What you make of Rocking Horse depends largely on your expectations. If you hope for a rustic, cattle-herding dude ranch experience — like something out of City Slickers — you’ll be disappointed. While guests can take a one-hour horseback trail ride at least once a day, this is a volume production, with as many as several dozen guests sitting atop sturdy mounts who autopilot slowly up scenic paths in a long line. (The horses trot on intermediate rides; advanced rides, which guests have to pass a test to take, progress to a canter.) The riding staff is personable and safety-minded, making it comfortable for first-time riders and nervous parents.
Even when we weren’t on horseback, my family found much to like. For the kids and the fathers, the long water slide provided thrills without being over-the-top frightening. During our scheduled appointments at the motorboat dock, the kids each tried water-skiing and took rides on an inflatable boat. (The outdoor pool and some boating activities close for the season this weekend, but taking their place will be hayrides, apple picking, and, starting in December, skiing and tubing on the resort’s single slope.) After dinner, in the Silverado Saloon, parents sipped cocktails while kids sat close to the stage for shows by a ventriloquist or juggler. And when rain spoiled an outdoor evening bonfire, a cowboy singer moved to the lobby, where we sang along to John Denver tunes. At meals, we mixed with smiling first-time guests and families who come back every summer.
Other guests — including my brother-in-law — are less enthused about Rocking Horse. The prices are Disney-esque: Including taxes and resort fees, our families of five each paid more than $900 per night. (That’s the peak-season rate, and prices drop by as much as a third in the fall and winter.) What you’re paying for is the breadth of activities, but even these aren’t above reproach. The horse excursions would have been more fun in smaller groups. We’ve visited better water parks (particularly at the Great Wolf Lodge chain, which has a location in the Poconos). There’s better boating available on day trips to a good state park. Like a pan-Asian restaurant that offers decent (but not superb) sushi and Chinese and Thai food, Rocking Horse excels because of its variety — but to someone who’d prefer less variety and more authenticity, the broad choices can feel like a series of trade-offs. And while we all enjoyed the expansive buffet breakfasts, dessert bars, and fresh fruit, the adult dinners weren’t great — comparable to hotel wedding food.

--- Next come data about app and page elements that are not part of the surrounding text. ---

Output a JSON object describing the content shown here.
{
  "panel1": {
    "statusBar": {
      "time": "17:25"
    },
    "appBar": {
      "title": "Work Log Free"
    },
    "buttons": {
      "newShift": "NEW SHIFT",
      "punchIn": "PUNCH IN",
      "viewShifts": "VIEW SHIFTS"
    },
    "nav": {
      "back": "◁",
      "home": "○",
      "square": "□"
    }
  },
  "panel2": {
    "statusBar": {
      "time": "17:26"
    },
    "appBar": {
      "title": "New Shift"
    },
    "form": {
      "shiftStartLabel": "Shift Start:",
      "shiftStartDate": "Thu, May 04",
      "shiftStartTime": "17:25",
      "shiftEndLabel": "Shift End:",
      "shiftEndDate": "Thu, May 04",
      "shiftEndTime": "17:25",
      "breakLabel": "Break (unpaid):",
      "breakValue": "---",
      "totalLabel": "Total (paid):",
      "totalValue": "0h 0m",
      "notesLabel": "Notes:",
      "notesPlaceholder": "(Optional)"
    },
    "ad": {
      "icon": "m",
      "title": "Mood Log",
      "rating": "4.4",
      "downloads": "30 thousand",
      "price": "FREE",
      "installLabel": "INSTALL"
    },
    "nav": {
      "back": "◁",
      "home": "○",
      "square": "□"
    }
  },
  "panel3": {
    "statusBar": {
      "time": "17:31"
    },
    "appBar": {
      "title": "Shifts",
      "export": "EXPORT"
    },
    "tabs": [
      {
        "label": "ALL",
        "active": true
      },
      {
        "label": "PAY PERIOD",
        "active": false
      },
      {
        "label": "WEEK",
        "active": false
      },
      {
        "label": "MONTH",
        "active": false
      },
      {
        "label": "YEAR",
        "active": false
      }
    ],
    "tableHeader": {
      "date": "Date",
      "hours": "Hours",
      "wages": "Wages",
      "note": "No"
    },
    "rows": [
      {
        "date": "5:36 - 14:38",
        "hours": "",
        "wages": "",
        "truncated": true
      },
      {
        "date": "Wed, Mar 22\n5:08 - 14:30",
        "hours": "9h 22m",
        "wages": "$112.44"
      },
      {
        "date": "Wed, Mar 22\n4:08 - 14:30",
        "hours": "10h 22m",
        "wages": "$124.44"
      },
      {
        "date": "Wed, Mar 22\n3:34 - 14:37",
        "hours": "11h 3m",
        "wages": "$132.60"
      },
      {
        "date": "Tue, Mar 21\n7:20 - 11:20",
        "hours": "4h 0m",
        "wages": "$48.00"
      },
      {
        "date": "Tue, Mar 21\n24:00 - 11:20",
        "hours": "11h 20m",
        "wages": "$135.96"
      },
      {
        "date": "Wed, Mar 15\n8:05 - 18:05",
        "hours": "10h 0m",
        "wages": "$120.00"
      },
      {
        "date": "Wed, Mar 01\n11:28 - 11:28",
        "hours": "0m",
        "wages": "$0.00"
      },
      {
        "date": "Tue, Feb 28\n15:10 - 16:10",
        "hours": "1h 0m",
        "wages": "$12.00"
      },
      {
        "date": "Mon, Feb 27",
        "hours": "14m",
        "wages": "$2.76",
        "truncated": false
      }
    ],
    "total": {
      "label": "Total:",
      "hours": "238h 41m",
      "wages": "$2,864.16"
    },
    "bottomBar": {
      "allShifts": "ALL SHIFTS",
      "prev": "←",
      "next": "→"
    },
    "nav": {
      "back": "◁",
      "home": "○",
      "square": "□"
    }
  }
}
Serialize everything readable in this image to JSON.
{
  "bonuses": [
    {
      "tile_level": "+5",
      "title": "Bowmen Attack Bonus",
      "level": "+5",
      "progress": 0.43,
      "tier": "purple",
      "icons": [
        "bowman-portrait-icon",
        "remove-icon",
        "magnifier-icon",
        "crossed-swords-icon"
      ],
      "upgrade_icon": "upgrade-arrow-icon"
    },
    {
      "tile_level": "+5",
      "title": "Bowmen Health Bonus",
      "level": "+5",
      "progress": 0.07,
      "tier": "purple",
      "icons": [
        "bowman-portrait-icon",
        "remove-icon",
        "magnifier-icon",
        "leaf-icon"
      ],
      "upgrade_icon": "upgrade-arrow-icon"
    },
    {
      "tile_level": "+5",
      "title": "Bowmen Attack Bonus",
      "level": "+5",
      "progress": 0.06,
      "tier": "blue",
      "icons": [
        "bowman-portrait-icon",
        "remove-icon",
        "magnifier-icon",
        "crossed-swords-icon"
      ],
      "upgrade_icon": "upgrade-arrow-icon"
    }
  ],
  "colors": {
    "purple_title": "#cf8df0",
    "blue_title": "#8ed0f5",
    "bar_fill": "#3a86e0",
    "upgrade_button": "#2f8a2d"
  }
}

Talking over these trade-offs as we sat beside the pool on our checkout day, I reminded everyone of the Venn diagrams. We could certainly have found a resort with a better water park, if we’d forgone the horse rides. The Poconos resort my sister suggested probably had better food, but would have required three extra hours of driving (each way!) for the Massachusetts contingent. Rocking Horse Ranch is probably the best family-oriented quasi-dude ranch that’s a manageable drive for our two contingents. And in a world of conflicting priorities, making reasonable compromises can be a necessary part of being a happy family.
Daniel McGinn is a senior editor at Harvard Business Review. Send comments to email@example.com.